| Data supplied |

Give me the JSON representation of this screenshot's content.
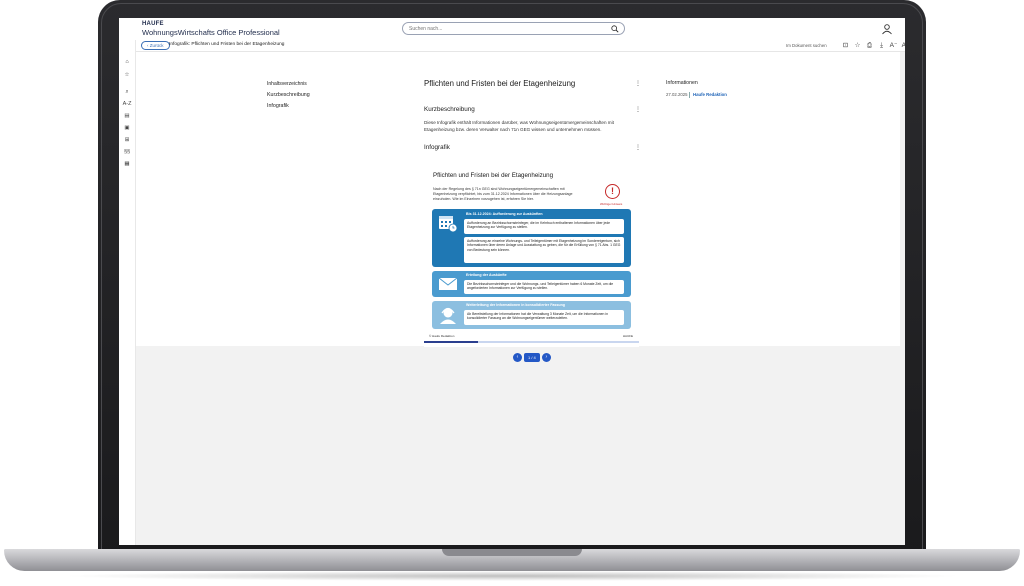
{
  "header": {
    "logo": "HAUFE",
    "app_title": "WohnungsWirtschafts Office Professional",
    "search_placeholder": "Suchen nach..."
  },
  "toolbar": {
    "back_label": "‹ Zurück",
    "breadcrumb": "Infografik: Pflichten und Fristen bei der Etagenheizung",
    "in_doc_search": "Im Dokument suchen"
  },
  "rail": {
    "items": [
      "home-icon",
      "star-icon",
      "search-icon",
      "A-Z",
      "book-icon",
      "news-icon",
      "tools-icon",
      "§§",
      "calculator-icon"
    ],
    "az_label": "A-Z",
    "paragraph_label": "§§"
  },
  "toc": {
    "title": "Inhaltsverzeichnis",
    "items": [
      "Kurzbeschreibung",
      "Infografik"
    ]
  },
  "document": {
    "title": "Pflichten und Fristen bei der Etagenheizung",
    "section1_title": "Kurzbeschreibung",
    "section1_text": "Diese Infografik enthält Informationen darüber, was Wohnungseigentümergemeinschaften mit Etagenheizung bzw. deren Verwalter nach 71n GEG wissen und unternehmen müssen.",
    "section2_title": "Infografik"
  },
  "info_panel": {
    "title": "Informationen",
    "date": "27.02.2025",
    "author": "Haufe Redaktion"
  },
  "infographic": {
    "title": "Pflichten und Fristen bei der Etagenheizung",
    "intro": "Nach der Regelung des § 71n GEG sind Wohnungseigentümergemeinschaften mit Etagenheizung verpflichtet, bis zum 31.12.2024 Informationen über die Heizungsanlage einzuholen. Wie im Einzelnen vorzugehen ist, erfahren Sie hier.",
    "warn_label": "Wichtiger Hinweis",
    "block1_head": "Bis 31.12.2024: Aufforderung zur Auskünften",
    "block1_item1": "Aufforderung an Bezirksschornsteinfeger, die im Kehrbuch enthaltenen Informationen über jede Etagenheizung zur Verfügung zu stellen.",
    "block1_item2": "Aufforderung an einzelne Wohnungs- und Teileigentümer mit Etagenheizung im Sondereigentum, sich Informationen über deren Anlage und Ausstattung zu geben, die für die Erfüllung von § 71 Abs. 1 GEG von Bedeutung sein können.",
    "block2_head": "Erteilung der Auskünfte",
    "block2_text": "Die Bezirksschornsteinfeger und die Wohnungs- und Teileigentümer haben 6 Monate Zeit, um die angeforderten Informationen zur Verfügung zu stellen.",
    "block3_head": "Weiterleitung der Informationen in konsolidierter Fassung",
    "block3_text": "Ab Bereitstellung der Informationen hat die Verwaltung 3 Monate Zeit, um die Informationen in konsolidierter Fassung an die Wohnungseigentümer weiterzuleiten.",
    "footer_left": "© Haufe Redaktion",
    "footer_right": "HAUFE",
    "progress": 0.25,
    "pager": "1 / 4"
  }
}
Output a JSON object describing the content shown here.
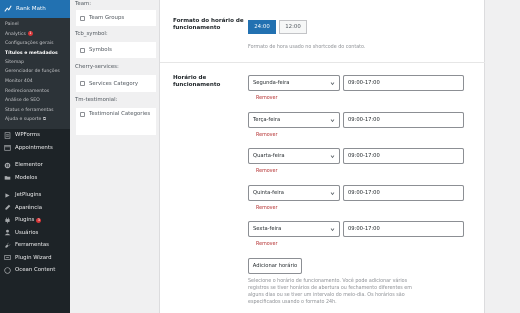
{
  "sidebar": {
    "plugin_title": "Rank Math",
    "submenu": [
      {
        "label": "Painel"
      },
      {
        "label": "Analytics",
        "badge": "1"
      },
      {
        "label": "Configurações gerais"
      },
      {
        "label": "Títulos e metadados",
        "current": true
      },
      {
        "label": "Sitemap"
      },
      {
        "label": "Gerenciador de funções"
      },
      {
        "label": "Monitor 404"
      },
      {
        "label": "Redirecionamentos"
      },
      {
        "label": "Análise de SEO"
      },
      {
        "label": "Status e ferramentas"
      },
      {
        "label": "Ajuda e suporte"
      }
    ],
    "menu": [
      {
        "label": "WPForms",
        "icon": "wpforms-icon"
      },
      {
        "label": "Appointments",
        "icon": "calendar-icon"
      },
      {
        "label": "Elementor",
        "icon": "elementor-icon"
      },
      {
        "label": "Modelos",
        "icon": "folder-icon"
      },
      {
        "label": "JetPlugins",
        "icon": "jetplugins-icon"
      },
      {
        "label": "Aparência",
        "icon": "brush-icon"
      },
      {
        "label": "Plugins",
        "icon": "plugin-icon",
        "badge": "3"
      },
      {
        "label": "Usuários",
        "icon": "users-icon"
      },
      {
        "label": "Ferramentas",
        "icon": "wrench-icon"
      },
      {
        "label": "Plugin Wizard",
        "icon": "wizard-icon"
      },
      {
        "label": "Ocean Content",
        "icon": "ocean-icon"
      }
    ]
  },
  "cpt": {
    "items": [
      {
        "type": "group",
        "label": "Team:"
      },
      {
        "type": "item",
        "label": "Team Groups"
      },
      {
        "type": "group",
        "label": "Tcb_symbol:"
      },
      {
        "type": "item",
        "label": "Symbols"
      },
      {
        "type": "group",
        "label": "Cherry-services:"
      },
      {
        "type": "item",
        "label": "Services Category"
      },
      {
        "type": "group",
        "label": "Tm-testimonial:"
      },
      {
        "type": "item",
        "label": "Testimonial Categories"
      }
    ]
  },
  "settings": {
    "format": {
      "label": "Formato do horário de funcionamento",
      "options": [
        "24:00",
        "12:00"
      ],
      "selected": "24:00",
      "help": "Formato de hora usado no shortcode do contato."
    },
    "hours": {
      "label": "Horário de funcionamento",
      "rows": [
        {
          "day": "Segunda-feira",
          "time": "09:00-17:00",
          "remove": "Remover"
        },
        {
          "day": "Terça-feira",
          "time": "09:00-17:00",
          "remove": "Remover"
        },
        {
          "day": "Quarta-feira",
          "time": "09:00-17:00",
          "remove": "Remover"
        },
        {
          "day": "Quinta-feira",
          "time": "09:00-17:00",
          "remove": "Remover"
        },
        {
          "day": "Sexta-feira",
          "time": "09:00-17:00",
          "remove": "Remover"
        }
      ],
      "add_button": "Adicionar horário",
      "help": "Selecione o horário de funcionamento. Você pode adicionar vários registros se tiver horários de abertura ou fechamento diferentes em alguns dias ou se tiver um intervalo do meio-dia. Os horários são especificados usando o formato 24h."
    }
  },
  "colors": {
    "sidebar_bg": "#1d2327",
    "accent": "#2271b1",
    "danger": "#b32d2e"
  }
}
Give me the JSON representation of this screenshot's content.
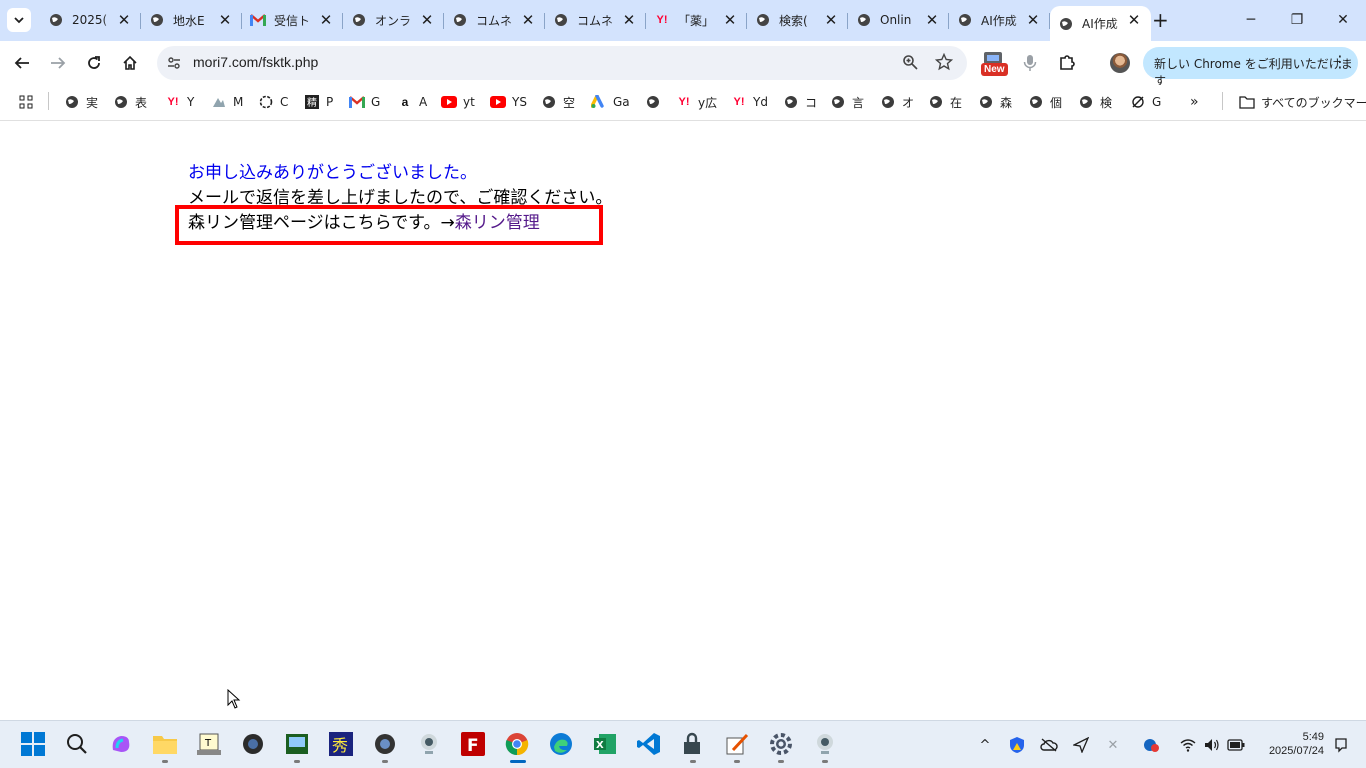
{
  "browser": {
    "tabs": [
      {
        "title": "2025(",
        "favicon": "globe-icon"
      },
      {
        "title": "地水E",
        "favicon": "globe-icon"
      },
      {
        "title": "受信ト",
        "favicon": "gmail-icon"
      },
      {
        "title": "オンラ",
        "favicon": "globe-icon"
      },
      {
        "title": "コムネ",
        "favicon": "globe-icon"
      },
      {
        "title": "コムネ",
        "favicon": "globe-icon"
      },
      {
        "title": "「薬」",
        "favicon": "yahoo-icon"
      },
      {
        "title": "検索(",
        "favicon": "globe-icon"
      },
      {
        "title": "Onlin",
        "favicon": "globe-icon"
      },
      {
        "title": "AI作成",
        "favicon": "globe-icon"
      },
      {
        "title": "AI作成",
        "favicon": "globe-icon",
        "active": true
      }
    ],
    "url": "mori7.com/fsktk.php",
    "new_badge": "New",
    "update_button": "新しい Chrome をご利用いただけます"
  },
  "bookmarks": {
    "items": [
      {
        "label": "実",
        "icon": "globe-icon"
      },
      {
        "label": "表",
        "icon": "globe-icon"
      },
      {
        "label": "Y",
        "icon": "yahoo-icon"
      },
      {
        "label": "M",
        "icon": "mountain-icon"
      },
      {
        "label": "C",
        "icon": "openai-icon"
      },
      {
        "label": "P",
        "icon": "app-icon"
      },
      {
        "label": "G",
        "icon": "gmail-icon"
      },
      {
        "label": "A",
        "icon": "amazon-icon"
      },
      {
        "label": "yt",
        "icon": "youtube-icon"
      },
      {
        "label": "YS",
        "icon": "youtube-icon"
      },
      {
        "label": "空",
        "icon": "globe-icon"
      },
      {
        "label": "Ga",
        "icon": "google-ads-icon"
      },
      {
        "label": "",
        "icon": "globe-icon"
      },
      {
        "label": "y広",
        "icon": "yahoo-icon"
      },
      {
        "label": "Yd",
        "icon": "yahoo-icon"
      },
      {
        "label": "コ",
        "icon": "globe-icon"
      },
      {
        "label": "言",
        "icon": "globe-icon"
      },
      {
        "label": "オ",
        "icon": "globe-icon"
      },
      {
        "label": "在",
        "icon": "globe-icon"
      },
      {
        "label": "森",
        "icon": "globe-icon"
      },
      {
        "label": "個",
        "icon": "globe-icon"
      },
      {
        "label": "検",
        "icon": "globe-icon"
      },
      {
        "label": "G",
        "icon": "slash-icon"
      }
    ],
    "all_bookmarks": "すべてのブックマーク"
  },
  "page": {
    "thanks": "お申し込みありがとうございました。",
    "mail_notice": "メールで返信を差し上げましたので、ご確認ください。",
    "admin_text": "森リン管理ページはこちらです。→",
    "admin_link": "森リン管理"
  },
  "taskbar": {
    "time": "5:49",
    "date": "2025/07/24"
  },
  "colors": {
    "tabstrip": "#d3e3fd",
    "link_blue": "#0000ee",
    "link_visited": "#551a8b",
    "highlight_box": "#ff0000",
    "update_pill": "#c2e7ff"
  }
}
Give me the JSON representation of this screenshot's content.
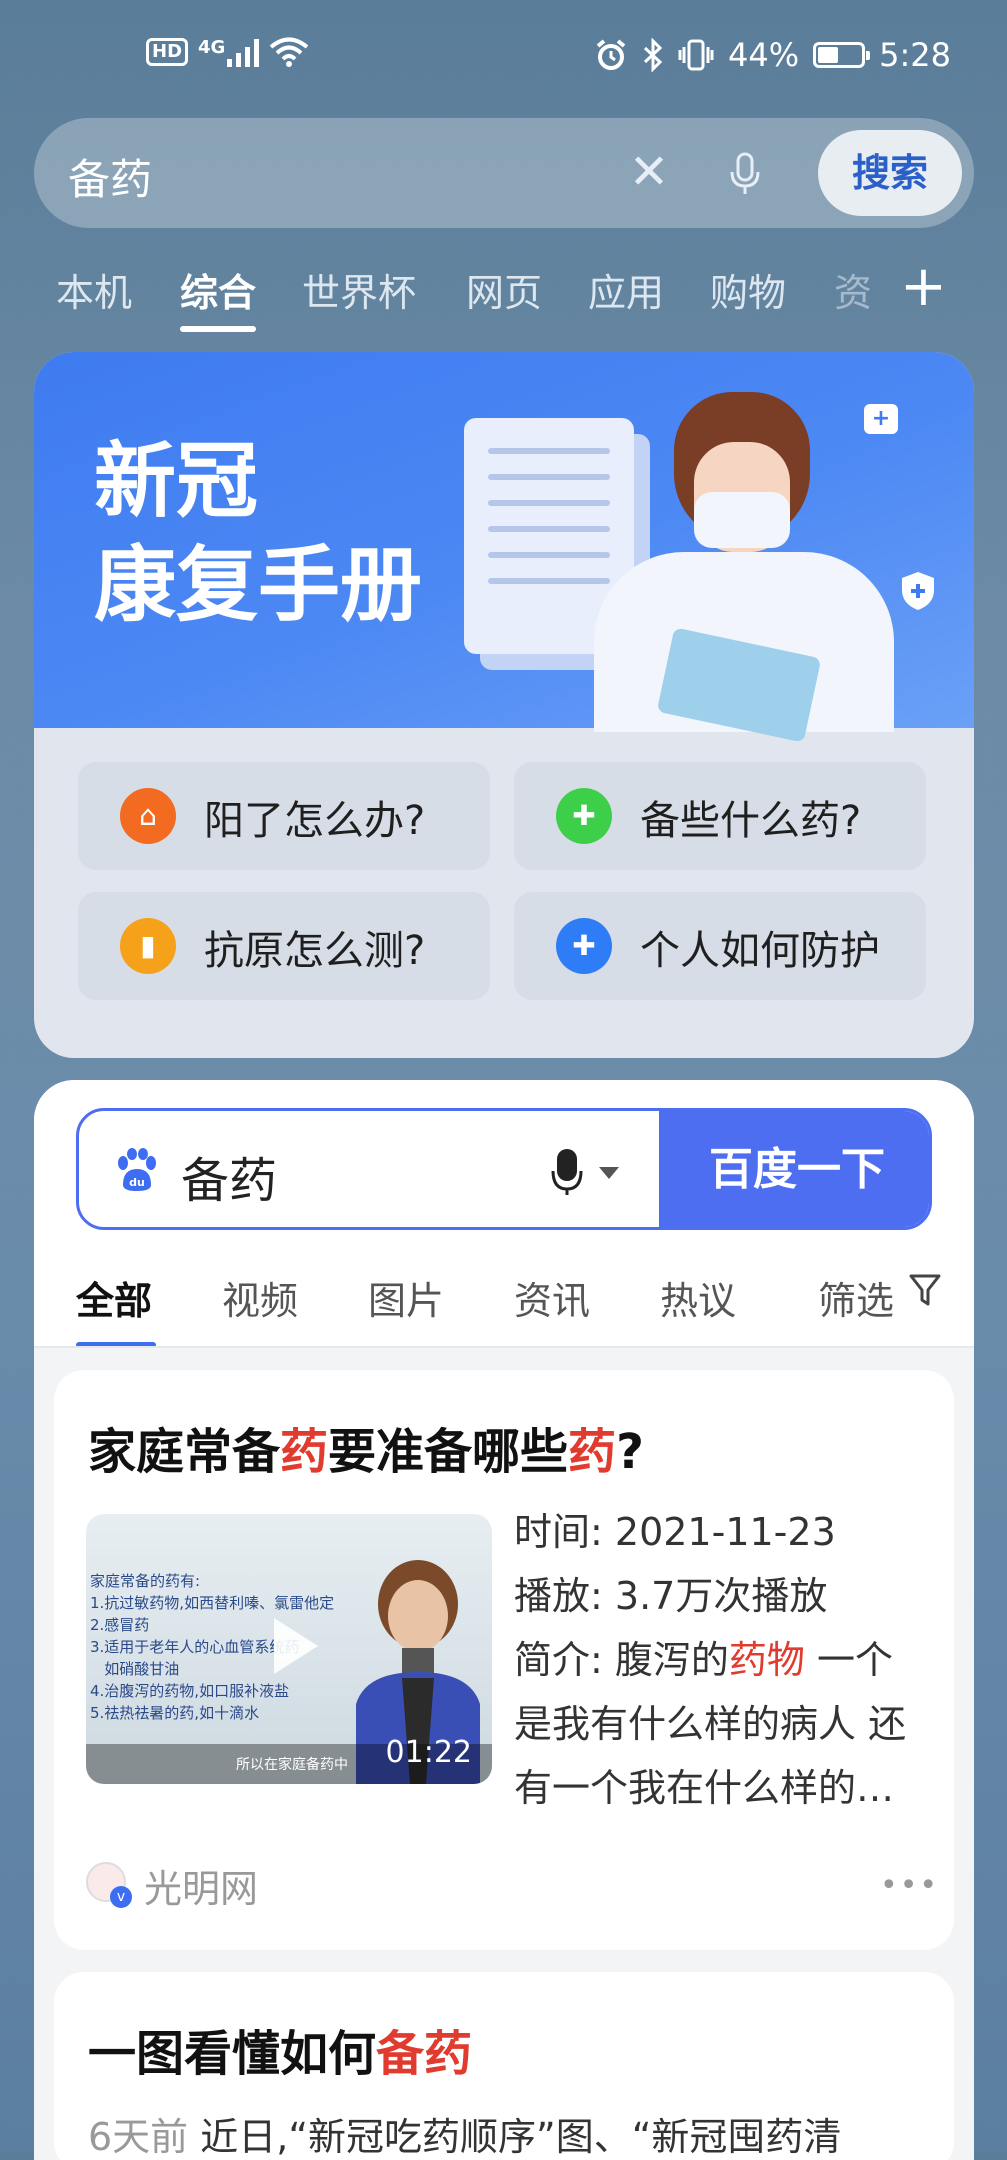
{
  "status_bar": {
    "left_icons": [
      "hd-icon",
      "4g-signal-icon",
      "wifi-icon"
    ],
    "hd": "HD",
    "net": "4G",
    "right_icons": [
      "alarm-icon",
      "bluetooth-icon",
      "vibrate-icon"
    ],
    "battery_percent": "44%",
    "time": "5:28"
  },
  "search": {
    "query": "备药",
    "search_button": "搜索"
  },
  "tabs": [
    "本机",
    "综合",
    "世界杯",
    "网页",
    "应用",
    "购物",
    "资"
  ],
  "active_tab": "综合",
  "covid_card": {
    "title_line1": "新冠",
    "title_line2": "康复手册",
    "questions": [
      {
        "label": "阳了怎么办?",
        "icon": "house-icon",
        "color": "#f36b21"
      },
      {
        "label": "备些什么药?",
        "icon": "medkit-icon",
        "color": "#3ecf4a"
      },
      {
        "label": "抗原怎么测?",
        "icon": "test-kit-icon",
        "color": "#f5a11a"
      },
      {
        "label": "个人如何防护",
        "icon": "shield-plus-icon",
        "color": "#2f7df6"
      }
    ]
  },
  "baidu": {
    "query": "备药",
    "button": "百度一下",
    "tabs": [
      "全部",
      "视频",
      "图片",
      "资讯",
      "热议",
      "筛选"
    ],
    "active_tab": "全部",
    "accent_color": "#4e6ef2"
  },
  "results": [
    {
      "title_parts": [
        "家庭常备",
        "药",
        "要准备哪些",
        "药",
        "?"
      ],
      "thumb_text": "家庭常备的药有:\n1.抗过敏药物,如西替利嗪、氯雷他定\n2.感冒药\n3.适用于老年人的心血管系统药\n   如硝酸甘油\n4.治腹泻的药物,如口服补液盐\n5.祛热祛暑的药,如十滴水",
      "thumb_caption": "所以在家庭备药中",
      "duration": "01:22",
      "time_label": "时间:",
      "time": "2021-11-23",
      "plays_label": "播放:",
      "plays": "3.7万次播放",
      "summary_label": "简介:",
      "summary_pre": "腹泻的",
      "summary_hl": "药物",
      "summary_post": " 一个",
      "summary_line2": "是我有什么样的病人 还",
      "summary_line3": "有一个我在什么样的…",
      "source": "光明网"
    },
    {
      "title_parts": [
        "一图看懂如何",
        "备药"
      ],
      "age": "6天前",
      "snippet": "近日,“新冠吃药顺序”图、“新冠囤药清"
    }
  ]
}
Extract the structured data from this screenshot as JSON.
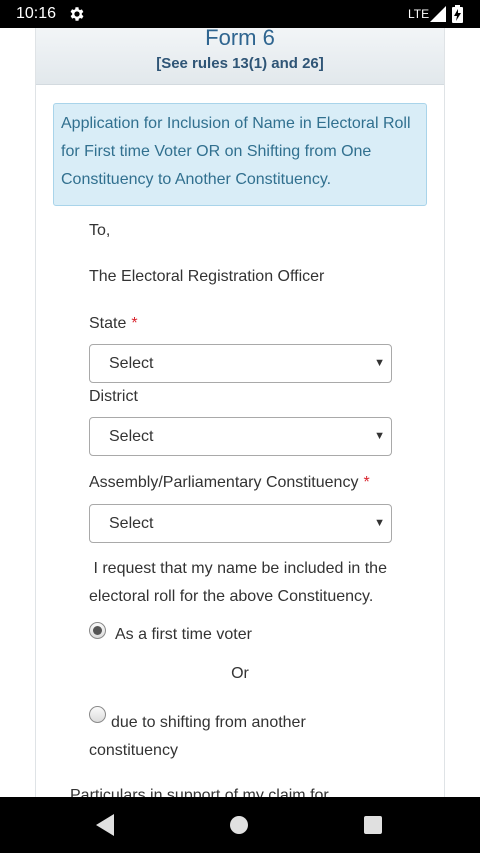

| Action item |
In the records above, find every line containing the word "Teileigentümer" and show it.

| Solution |
    "block1_item2": "Aufforderung an einzelne Wohnungs- und Teileigentümer mit Etagenheizung im Sondereigentum, sich Informationen über deren Anlage und Ausstattung zu geben, die für die Erfüllung von § 71 Abs. 1 GEG von Bedeutung sein können.",
    "block2_text": "Die Bezirksschornsteinfeger und die Wohnungs- und Teileigentümer haben 6 Monate Zeit, um die angeforderten Informationen zur Verfügung zu stellen.",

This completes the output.